  • Within cs50.SQL is an execute method whose first argument should be a str of SQL. If that str contains named parameters to which values should be bound, those values can be provided as additional named parameters to execute. See the implementation of login for one such example. The return value of execute is as follows:

    • If str is a SELECT, then execute returns a list of zero or more dict objects, inside of which are keys and values representing a table’s fields and cells, respectively.

    • If str is an INSERT, and the table into which data was inserted contains an autoincrementing PRIMARY KEY, then execute returns the value of the newly inserted row’s primary key.

    • If str is a DELETE or an UPDATE, then execute returns the number of rows deleted or updated by str.

    If an INSERT or UPDATE would violate some constraint (e.g., a UNIQUE index), then execute returns None.

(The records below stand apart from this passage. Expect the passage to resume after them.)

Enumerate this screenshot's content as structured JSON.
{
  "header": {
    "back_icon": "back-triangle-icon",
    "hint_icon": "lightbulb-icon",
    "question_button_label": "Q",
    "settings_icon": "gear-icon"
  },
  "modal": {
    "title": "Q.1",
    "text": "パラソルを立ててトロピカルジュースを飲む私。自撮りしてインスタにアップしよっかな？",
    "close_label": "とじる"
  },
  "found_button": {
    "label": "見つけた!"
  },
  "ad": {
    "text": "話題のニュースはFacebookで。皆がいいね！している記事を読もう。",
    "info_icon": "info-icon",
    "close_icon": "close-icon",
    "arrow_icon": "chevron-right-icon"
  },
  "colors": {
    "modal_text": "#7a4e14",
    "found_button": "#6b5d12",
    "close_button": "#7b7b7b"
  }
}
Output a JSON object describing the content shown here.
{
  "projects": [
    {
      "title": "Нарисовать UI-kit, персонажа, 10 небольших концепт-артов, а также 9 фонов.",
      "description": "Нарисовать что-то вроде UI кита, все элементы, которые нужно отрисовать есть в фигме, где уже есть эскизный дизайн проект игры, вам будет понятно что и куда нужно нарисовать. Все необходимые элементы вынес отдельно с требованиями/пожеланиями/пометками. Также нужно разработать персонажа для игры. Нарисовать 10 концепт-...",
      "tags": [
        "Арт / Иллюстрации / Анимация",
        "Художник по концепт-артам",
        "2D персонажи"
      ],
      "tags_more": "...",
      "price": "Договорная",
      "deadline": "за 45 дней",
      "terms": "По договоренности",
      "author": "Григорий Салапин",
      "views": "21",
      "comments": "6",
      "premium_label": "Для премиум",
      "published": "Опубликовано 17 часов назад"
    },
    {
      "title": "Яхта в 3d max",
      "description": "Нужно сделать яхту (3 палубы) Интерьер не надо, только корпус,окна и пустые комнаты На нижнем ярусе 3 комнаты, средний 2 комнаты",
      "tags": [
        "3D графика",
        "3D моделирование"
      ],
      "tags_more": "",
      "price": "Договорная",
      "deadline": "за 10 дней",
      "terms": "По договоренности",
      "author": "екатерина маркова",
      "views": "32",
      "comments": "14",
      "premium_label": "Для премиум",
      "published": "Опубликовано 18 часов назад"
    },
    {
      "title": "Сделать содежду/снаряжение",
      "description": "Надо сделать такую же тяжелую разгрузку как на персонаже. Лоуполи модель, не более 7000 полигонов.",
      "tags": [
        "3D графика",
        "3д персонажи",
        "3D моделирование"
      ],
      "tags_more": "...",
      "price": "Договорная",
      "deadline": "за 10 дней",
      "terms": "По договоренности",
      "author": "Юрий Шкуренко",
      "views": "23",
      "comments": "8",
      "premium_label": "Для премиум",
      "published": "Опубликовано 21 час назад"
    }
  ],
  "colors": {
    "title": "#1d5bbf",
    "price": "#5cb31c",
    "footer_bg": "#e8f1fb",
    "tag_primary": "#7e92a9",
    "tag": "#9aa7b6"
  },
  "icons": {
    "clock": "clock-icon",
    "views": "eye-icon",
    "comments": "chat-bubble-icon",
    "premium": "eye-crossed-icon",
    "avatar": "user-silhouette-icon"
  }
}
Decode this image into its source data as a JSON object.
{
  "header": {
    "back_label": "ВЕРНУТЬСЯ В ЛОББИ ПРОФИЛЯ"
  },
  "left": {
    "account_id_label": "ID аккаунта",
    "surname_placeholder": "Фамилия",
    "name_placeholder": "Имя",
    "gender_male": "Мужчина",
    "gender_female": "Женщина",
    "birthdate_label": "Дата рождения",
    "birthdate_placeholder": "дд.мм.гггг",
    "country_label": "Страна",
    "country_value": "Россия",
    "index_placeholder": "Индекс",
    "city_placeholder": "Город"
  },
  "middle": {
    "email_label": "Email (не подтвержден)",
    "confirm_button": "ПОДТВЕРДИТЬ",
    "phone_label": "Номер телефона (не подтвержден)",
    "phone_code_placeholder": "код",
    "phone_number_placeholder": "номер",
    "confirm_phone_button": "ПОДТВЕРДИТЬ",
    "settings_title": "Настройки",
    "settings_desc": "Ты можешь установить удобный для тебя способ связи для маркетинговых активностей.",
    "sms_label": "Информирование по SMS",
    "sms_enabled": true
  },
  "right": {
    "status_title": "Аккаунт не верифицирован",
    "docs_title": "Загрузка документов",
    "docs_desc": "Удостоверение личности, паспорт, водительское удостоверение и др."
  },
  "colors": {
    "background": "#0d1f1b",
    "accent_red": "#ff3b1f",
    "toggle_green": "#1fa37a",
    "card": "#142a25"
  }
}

In cases of error, execute raises a RuntimeError.

  • Be sure to use named bind parameters (i.e., a paramstyle of named) when calling CS50’s execute method, a la WHERE name=:name. Do not use format or + (i.e., concatenation), lest you risk a SQL injection attack.

  • If (and only if) already comfortable with SQL, you’re welcome to use SQLAlchemy Core or Flask-SQLAlchemy (i.e., SQLAlchemy ORM) instead of cs50.SQL.

  • You’re welcome to add additional static files to static/.

  • You’re welcome to select an alternative theme for your site as well as change the site’s aesthetics more generally, including apologies.

  • Odds are you’ll want to consult Jinja’s documentation when implementing your templates.

  • It is reasonable to ask others to try out (and try to trigger errors in) your site. Via Share in CS50 IDE’s top-right corner can you share your Application by making it Public. Take care not to share your Editor, which would provide access to your Python code and SQLite database.


ImportError: No module named 'application'

By default, flask looks for a file called application.py in your current working directory (because we’ve configured the value of FLASK_APP, an environment variable, to be application.py). If seeing this error, odds are you’ve run flask in the wrong directory!

OSError: [Errno 98] Address already in use

If, upon running flask, you see this error, odds are you (still) have flask running in another tab. Be sure to kill that other process, as with ctrl-c, before starting flask again. If you haven’t any such other tab, execute fuser -k 8080/tcp to kill any processes that are (still) listening on TCP port 8080.


  • 2016-10-28

    • Initial release.